We mentioned this last Halloween, but we still think it’s a thoroughly overlooked gem, so we’re mentioning it again. Urban Gothic plays the oft-hackneyed “soundtrack to an imaginary film” idea beautifully, creating a suite of Carpenter-esque compositions that are as creepy as they are weirdly catchy. And then, of course, there’s the song titles: “Tanned Skin Dress,” “Hatchet in the Teeth” and, um, “Fucking Eat Your Face.”

Zola Jesus — Stridulum II

Let’s be honest: she is kinda terrifying, isn’t she?

Diamanda Galas — The Litanies of Satan

Actually, no, we take it back. It’s Diamanda Galas who’s flat-out terrifying.

Guru Guru — UFO

Apart from the title track, which is whacked-out enough, this contained a song called “Der LSD March,” which gives a pretty fair idea what was going on chez Guru Guru when they recorded UFO. It’s the sound of psychedelics going very, very wrong.

HP Lovecraft — HP Lovecraft II

And speaking of dark, trippy weirdness: oh yes, there really was a band named after HP Lovecraft, and they sound pretty much like you might expect. Perfect for a quiet night in with Nyarlathotep and a few shoggoths. And a metric fuckton of acid.

The Microphones — Mount Eerie

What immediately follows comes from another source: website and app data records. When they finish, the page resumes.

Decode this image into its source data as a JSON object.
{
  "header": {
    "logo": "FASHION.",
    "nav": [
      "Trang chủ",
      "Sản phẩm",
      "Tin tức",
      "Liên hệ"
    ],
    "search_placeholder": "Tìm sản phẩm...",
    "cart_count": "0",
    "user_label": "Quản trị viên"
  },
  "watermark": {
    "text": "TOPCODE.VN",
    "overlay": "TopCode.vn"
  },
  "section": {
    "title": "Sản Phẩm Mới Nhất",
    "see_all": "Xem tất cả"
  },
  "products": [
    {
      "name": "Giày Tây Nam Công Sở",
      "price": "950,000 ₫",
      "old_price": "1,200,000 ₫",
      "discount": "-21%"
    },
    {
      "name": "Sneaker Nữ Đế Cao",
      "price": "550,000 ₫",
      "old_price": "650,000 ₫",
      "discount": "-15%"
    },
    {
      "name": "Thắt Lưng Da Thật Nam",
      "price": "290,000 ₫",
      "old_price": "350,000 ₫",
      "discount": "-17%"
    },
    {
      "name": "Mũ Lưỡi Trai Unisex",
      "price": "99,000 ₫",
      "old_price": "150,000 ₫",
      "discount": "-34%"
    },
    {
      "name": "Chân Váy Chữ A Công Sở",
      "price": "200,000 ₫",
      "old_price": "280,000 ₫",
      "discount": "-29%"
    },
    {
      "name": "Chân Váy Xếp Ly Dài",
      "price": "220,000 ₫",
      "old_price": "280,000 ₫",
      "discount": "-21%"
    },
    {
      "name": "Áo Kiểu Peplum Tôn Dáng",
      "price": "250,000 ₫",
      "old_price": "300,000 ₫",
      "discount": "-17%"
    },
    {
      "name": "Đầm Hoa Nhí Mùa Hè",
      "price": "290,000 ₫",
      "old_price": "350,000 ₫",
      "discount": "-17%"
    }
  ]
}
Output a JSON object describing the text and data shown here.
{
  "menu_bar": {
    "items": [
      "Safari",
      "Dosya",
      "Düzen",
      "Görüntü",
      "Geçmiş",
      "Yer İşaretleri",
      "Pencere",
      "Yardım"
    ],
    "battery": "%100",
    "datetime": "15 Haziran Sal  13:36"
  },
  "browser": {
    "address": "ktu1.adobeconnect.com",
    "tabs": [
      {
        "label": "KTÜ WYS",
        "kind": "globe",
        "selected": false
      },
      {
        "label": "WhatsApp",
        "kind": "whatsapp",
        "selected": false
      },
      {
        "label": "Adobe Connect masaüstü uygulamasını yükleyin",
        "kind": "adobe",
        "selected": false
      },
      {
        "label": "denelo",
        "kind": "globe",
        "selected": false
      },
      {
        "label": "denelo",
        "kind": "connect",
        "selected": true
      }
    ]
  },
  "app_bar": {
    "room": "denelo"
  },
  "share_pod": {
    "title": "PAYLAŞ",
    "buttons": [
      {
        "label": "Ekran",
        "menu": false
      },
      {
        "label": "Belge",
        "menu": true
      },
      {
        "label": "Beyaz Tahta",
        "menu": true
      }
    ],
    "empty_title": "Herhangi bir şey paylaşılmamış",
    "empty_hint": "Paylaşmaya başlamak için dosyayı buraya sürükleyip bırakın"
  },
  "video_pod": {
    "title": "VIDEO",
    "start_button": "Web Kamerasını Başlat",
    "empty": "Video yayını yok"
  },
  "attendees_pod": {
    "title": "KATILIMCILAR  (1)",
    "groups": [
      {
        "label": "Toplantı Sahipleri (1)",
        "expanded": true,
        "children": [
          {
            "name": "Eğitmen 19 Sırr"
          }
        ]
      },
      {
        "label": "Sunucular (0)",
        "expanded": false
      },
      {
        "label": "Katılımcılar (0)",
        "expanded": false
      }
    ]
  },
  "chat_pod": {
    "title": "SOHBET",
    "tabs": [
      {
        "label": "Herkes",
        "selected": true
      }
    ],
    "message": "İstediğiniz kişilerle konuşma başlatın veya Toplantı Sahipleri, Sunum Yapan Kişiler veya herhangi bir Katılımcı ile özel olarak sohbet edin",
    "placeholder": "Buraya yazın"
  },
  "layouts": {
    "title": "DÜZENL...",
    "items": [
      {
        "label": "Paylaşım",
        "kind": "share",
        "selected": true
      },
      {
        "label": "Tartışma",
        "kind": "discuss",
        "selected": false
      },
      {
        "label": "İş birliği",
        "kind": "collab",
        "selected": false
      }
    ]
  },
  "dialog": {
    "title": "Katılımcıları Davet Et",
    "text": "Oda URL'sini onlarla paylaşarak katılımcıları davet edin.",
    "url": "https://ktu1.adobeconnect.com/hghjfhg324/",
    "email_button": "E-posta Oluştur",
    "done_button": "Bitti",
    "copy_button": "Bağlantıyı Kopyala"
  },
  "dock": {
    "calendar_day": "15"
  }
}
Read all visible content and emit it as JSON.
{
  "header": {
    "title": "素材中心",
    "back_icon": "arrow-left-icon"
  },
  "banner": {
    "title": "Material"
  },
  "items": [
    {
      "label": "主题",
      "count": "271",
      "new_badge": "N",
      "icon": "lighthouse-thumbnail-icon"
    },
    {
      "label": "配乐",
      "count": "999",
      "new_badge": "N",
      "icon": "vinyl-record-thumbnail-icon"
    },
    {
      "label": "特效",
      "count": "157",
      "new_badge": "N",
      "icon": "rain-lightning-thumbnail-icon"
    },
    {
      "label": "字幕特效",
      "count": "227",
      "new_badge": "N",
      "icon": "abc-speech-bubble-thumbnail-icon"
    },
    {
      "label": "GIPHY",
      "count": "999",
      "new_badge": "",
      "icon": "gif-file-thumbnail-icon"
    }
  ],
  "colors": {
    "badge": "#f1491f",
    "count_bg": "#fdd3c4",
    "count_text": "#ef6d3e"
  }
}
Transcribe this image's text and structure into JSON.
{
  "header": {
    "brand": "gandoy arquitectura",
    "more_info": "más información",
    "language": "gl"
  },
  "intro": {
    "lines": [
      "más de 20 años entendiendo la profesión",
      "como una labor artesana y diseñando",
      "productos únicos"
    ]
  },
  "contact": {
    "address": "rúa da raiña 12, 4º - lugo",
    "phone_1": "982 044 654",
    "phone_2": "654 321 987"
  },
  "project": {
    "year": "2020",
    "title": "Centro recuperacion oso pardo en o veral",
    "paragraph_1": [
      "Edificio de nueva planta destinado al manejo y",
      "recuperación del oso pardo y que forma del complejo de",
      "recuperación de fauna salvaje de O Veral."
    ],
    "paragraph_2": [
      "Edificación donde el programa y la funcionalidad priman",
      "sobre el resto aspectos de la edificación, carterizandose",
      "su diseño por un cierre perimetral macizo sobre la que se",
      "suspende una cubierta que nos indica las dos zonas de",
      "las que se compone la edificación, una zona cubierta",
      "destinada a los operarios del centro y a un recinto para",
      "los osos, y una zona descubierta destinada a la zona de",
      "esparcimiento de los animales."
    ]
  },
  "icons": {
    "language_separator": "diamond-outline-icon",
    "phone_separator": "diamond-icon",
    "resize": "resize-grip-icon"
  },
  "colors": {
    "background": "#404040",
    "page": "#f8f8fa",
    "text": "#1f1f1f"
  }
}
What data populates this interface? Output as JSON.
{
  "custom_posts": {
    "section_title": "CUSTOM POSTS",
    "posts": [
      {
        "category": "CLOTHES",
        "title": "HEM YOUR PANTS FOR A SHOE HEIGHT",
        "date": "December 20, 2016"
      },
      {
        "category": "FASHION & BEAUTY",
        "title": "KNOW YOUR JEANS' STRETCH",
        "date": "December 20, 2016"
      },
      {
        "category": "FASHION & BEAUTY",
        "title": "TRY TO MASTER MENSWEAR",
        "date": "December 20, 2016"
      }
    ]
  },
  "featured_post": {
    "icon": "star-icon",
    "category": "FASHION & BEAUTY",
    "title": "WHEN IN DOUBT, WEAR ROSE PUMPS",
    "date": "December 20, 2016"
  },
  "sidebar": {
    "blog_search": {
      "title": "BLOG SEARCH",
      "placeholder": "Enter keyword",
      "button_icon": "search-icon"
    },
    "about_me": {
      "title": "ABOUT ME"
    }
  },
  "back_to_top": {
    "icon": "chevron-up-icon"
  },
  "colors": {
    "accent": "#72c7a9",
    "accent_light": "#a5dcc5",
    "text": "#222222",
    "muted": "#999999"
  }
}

Phil Elverum would later go on and rename his band after this album, and understandably so — this whacked-out concept album about climbing the titular mountain in search of enlightenment is pretty much the embodiment of his artistic vision. It’s also spooky as hell, especially the way it lurches from manic activity to quietly menacing near-silence.

Salem — Yes I Smoke Crack

As far as we’re concerned, Salem were better when they were less trance-y and more creepy. Their ridiculously limited-edition debut EP certainly anticipated the big sawtooth synths of “King Night” and “Asia,” but there’s a certain oppressive, lo-fi atmosphere to the music here that makes it all the more compelling. The video’s kinda freaky (and definitely NSFW), too.

The Birthday Party — Junkyard

RELEASE THE BATS!

* And yes, quibblers, we know this track was only on the CD reissue.

Fields of the Nephilim — The Nephilim

It wouldn’t be a proper list of spooky records without some goth action, so let’s finish up with genre mainstays Fields of the Nephilim. You could pick any of their records, but it’s hard to beat their classic, almost-self-titled second record — “Last Exit for the Lost,” in particular, is one of the great epics of the ’80s, built around atmospheric guitar arpeggios, mournful synths, and Carl McCoy’s sonorous voice.